During the first month of the Islamic calendar, the Mourning of Muharram takes place; a time when Shia Muslims reflect and lament the martyrdom of Imam Hussein (Shia’s third Imam) whom died in the Battle of Karbala.
Throughout the 19th century slavery was – like in so many other countries – rife. Both white and black slaves were traded within Iran, the latter shipped from the North Eastern cost of Africa. With these African slaves came their culture and music, of which is prominent in the Mourning of Muharram in the Southern Regions of Iran.
As Iran is predominantly Shia, the Mourning of Muharram is a pious occasion observed throughout the five main regions of Iran, yet each has its own style influenced by local traditions, cultures and climates. In Southern Iran, the lamentations consist playing damams, karnas and karbs; some of which are instruments introduced by African slaves and Asian merchants.
The damam is essentially a large double sided drum that comes in various sizes with subsequently quite different sounds, in the mourning rituals there is three types of damam; standard, qambar and ashkoon. When used together they produce a polyrhythmic rhythm. The damam is played to announce the beginning of the mourning rituals.
Alongside the damams are large sinuous horns called karna, usually made of reeds, they are also used in rituals and ceremonies, usually in conjunction with singers.
Karbs perform somewhat like cymbals, made of two think pieces of wood with leather straps holding the hands of the musicians to their instruments. Karbs are played with a unique rhythm complimenting karnas and damams.
Milad is an Iranian documentary photographer, photographer for the Mehr news agency, member of LUCIDO in Bosnia & Herzegovina, National Iranian Photographer’s Society and the Iranian Photojournalists Society.
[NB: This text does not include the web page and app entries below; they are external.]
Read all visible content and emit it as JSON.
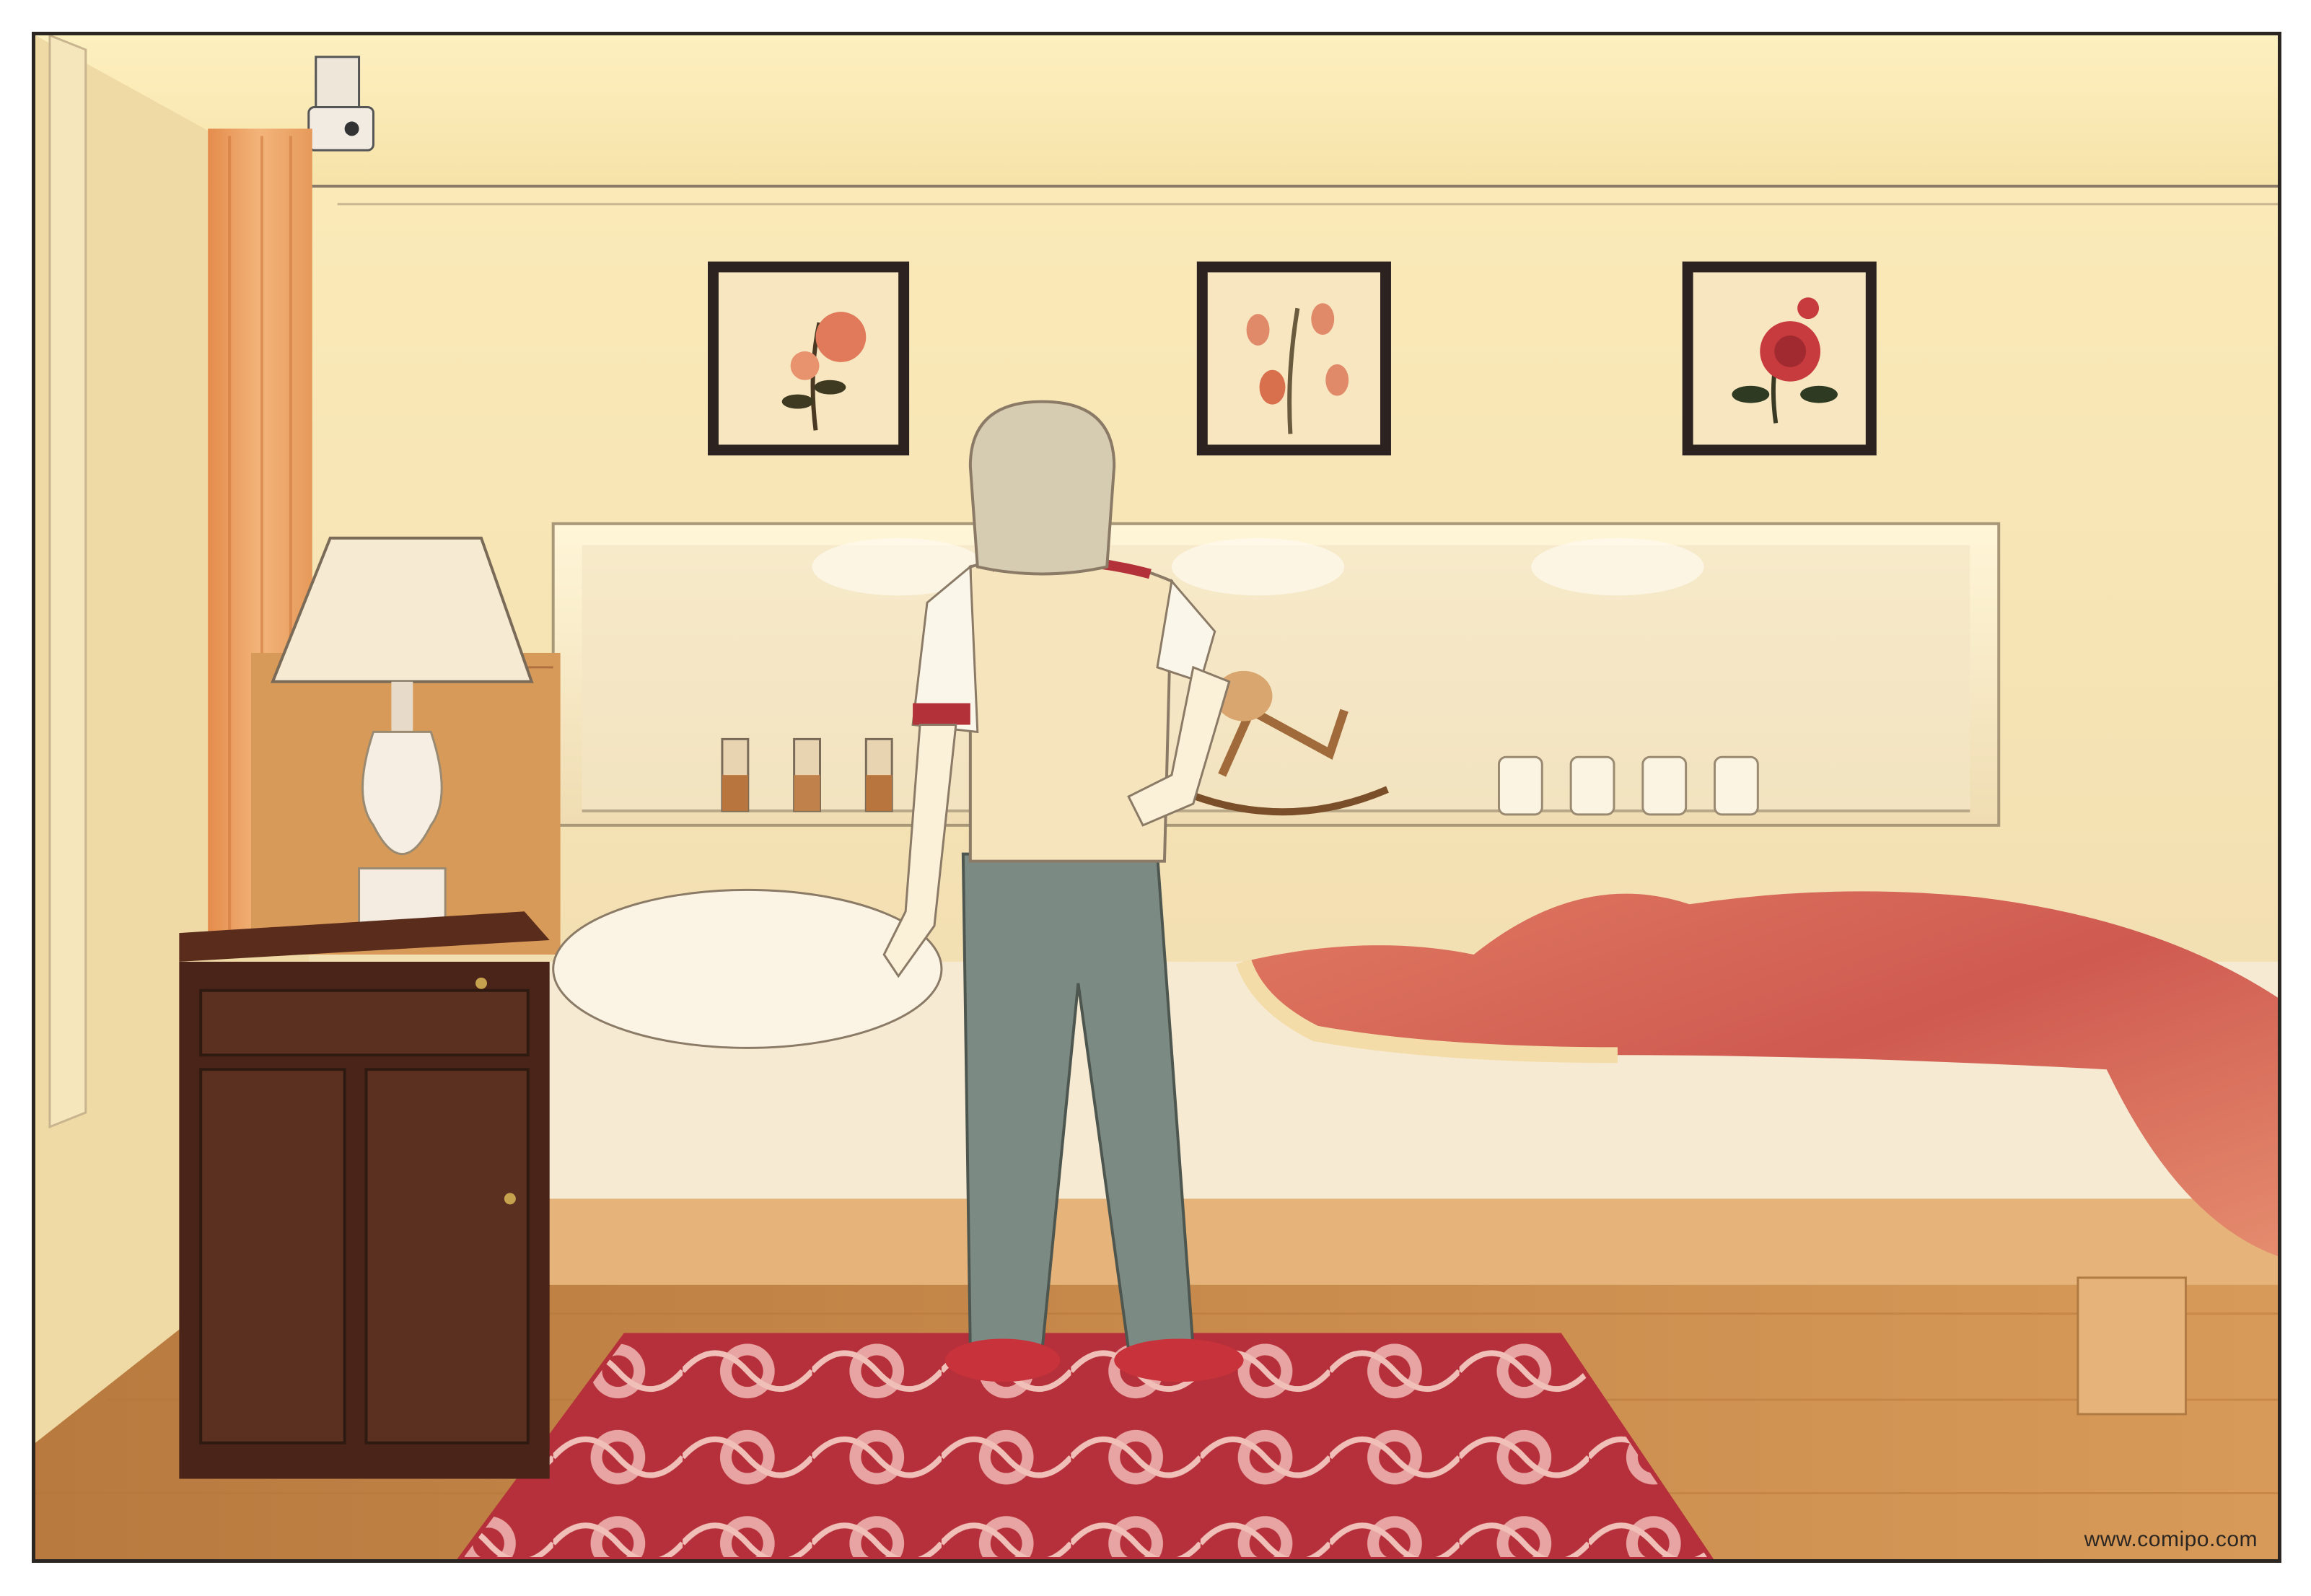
{
  "panel": {
    "watermark": "www.comipo.com"
  },
  "scene": {
    "setting": "bedroom",
    "character": "boy-back-view",
    "frames": [
      {
        "flower": "pink-lily"
      },
      {
        "flower": "orange-bells"
      },
      {
        "flower": "red-rose"
      }
    ],
    "shelf_items": [
      "spice-bottles",
      "rocking-horse",
      "glass-jars"
    ],
    "colors": {
      "wall": "#f4e2b0",
      "curtain": "#e9a060",
      "floor": "#c98a4a",
      "rug": "#b8323c",
      "nightstand": "#4a2418",
      "blanket": "#d86a5a",
      "pants": "#7c8a84"
    }
  }
}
Milad is currently focusing on the culture and customs of Southern Iran.
More about Milad and his work: panart.ir/en/milad-rafat/